====== Material supplied
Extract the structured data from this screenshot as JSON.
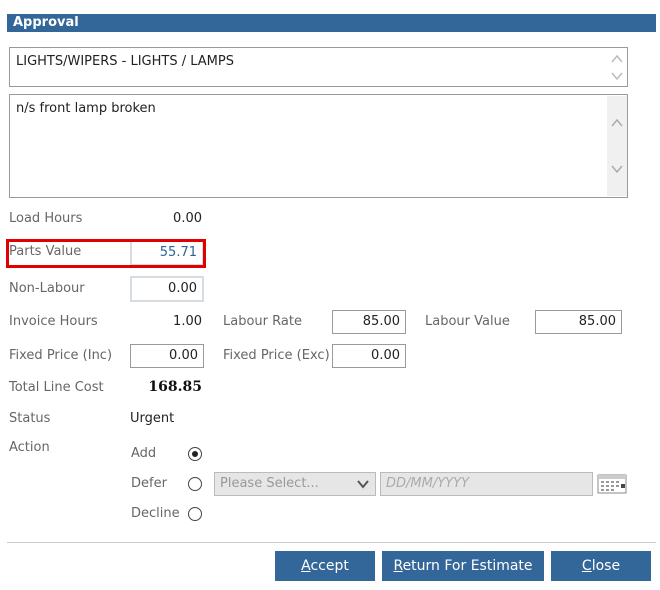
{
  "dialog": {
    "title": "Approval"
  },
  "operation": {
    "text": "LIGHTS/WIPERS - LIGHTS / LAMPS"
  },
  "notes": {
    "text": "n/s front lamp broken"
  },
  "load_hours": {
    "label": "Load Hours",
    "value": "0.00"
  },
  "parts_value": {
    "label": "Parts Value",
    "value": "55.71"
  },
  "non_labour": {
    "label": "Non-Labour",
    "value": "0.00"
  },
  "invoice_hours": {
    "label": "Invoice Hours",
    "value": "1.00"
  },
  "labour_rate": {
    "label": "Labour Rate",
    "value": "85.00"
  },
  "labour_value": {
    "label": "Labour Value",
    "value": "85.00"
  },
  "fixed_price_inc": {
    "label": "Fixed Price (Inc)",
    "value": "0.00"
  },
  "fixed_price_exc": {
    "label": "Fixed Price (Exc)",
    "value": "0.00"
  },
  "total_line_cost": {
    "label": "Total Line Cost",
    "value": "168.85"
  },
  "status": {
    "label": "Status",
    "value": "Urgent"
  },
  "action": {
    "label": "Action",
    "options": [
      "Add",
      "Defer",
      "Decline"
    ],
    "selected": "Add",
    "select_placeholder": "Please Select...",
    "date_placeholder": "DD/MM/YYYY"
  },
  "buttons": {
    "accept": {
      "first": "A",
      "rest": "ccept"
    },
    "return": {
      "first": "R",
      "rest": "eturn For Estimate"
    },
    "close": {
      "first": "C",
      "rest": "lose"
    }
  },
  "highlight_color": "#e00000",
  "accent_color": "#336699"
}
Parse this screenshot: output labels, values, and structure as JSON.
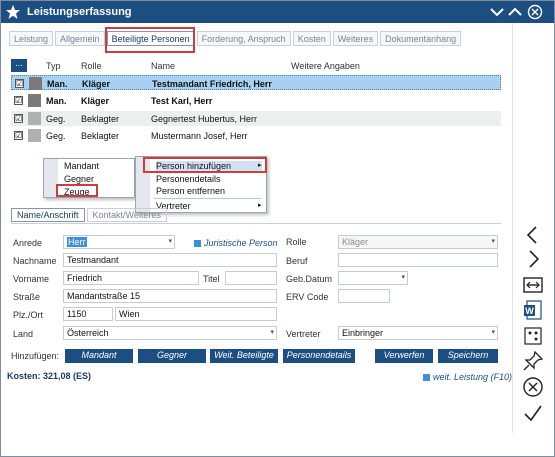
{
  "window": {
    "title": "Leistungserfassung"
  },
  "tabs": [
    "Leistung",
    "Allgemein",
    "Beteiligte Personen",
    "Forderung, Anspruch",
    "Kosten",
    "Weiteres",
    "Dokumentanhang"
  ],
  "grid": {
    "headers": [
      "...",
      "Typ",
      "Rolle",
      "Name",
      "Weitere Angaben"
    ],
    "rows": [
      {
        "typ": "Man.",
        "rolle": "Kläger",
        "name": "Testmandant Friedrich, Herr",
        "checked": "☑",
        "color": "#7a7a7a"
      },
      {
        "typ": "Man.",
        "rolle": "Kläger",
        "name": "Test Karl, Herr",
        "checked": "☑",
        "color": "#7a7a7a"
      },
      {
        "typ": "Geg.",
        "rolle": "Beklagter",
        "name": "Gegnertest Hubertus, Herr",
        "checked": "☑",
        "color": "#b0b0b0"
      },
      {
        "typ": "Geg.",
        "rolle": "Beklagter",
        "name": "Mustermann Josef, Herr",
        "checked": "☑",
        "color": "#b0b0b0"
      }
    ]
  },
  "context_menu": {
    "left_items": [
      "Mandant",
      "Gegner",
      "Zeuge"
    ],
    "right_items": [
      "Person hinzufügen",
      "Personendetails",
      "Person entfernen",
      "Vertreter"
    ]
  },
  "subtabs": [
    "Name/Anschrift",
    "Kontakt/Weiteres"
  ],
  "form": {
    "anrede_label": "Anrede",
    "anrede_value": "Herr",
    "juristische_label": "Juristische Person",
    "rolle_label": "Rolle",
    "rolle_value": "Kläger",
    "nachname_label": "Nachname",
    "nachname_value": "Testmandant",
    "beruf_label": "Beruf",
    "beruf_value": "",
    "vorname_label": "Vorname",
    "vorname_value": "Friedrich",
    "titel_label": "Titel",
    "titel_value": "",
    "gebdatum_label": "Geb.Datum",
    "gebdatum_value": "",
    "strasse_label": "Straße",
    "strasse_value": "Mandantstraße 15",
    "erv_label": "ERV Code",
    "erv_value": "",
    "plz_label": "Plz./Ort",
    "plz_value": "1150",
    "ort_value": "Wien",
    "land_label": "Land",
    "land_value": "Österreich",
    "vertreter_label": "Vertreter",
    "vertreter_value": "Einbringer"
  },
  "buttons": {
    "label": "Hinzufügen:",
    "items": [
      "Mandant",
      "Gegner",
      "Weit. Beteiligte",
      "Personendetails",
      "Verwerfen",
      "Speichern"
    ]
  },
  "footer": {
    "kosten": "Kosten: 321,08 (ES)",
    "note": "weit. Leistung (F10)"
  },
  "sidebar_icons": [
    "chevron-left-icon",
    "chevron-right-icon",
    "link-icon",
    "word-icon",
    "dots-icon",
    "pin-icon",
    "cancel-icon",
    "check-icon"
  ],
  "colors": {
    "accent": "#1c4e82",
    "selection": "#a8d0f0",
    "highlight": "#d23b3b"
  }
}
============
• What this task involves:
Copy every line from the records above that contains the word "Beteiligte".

• Output for this exercise:
    "Beteiligte Personen",
      "Weit. Beteiligte",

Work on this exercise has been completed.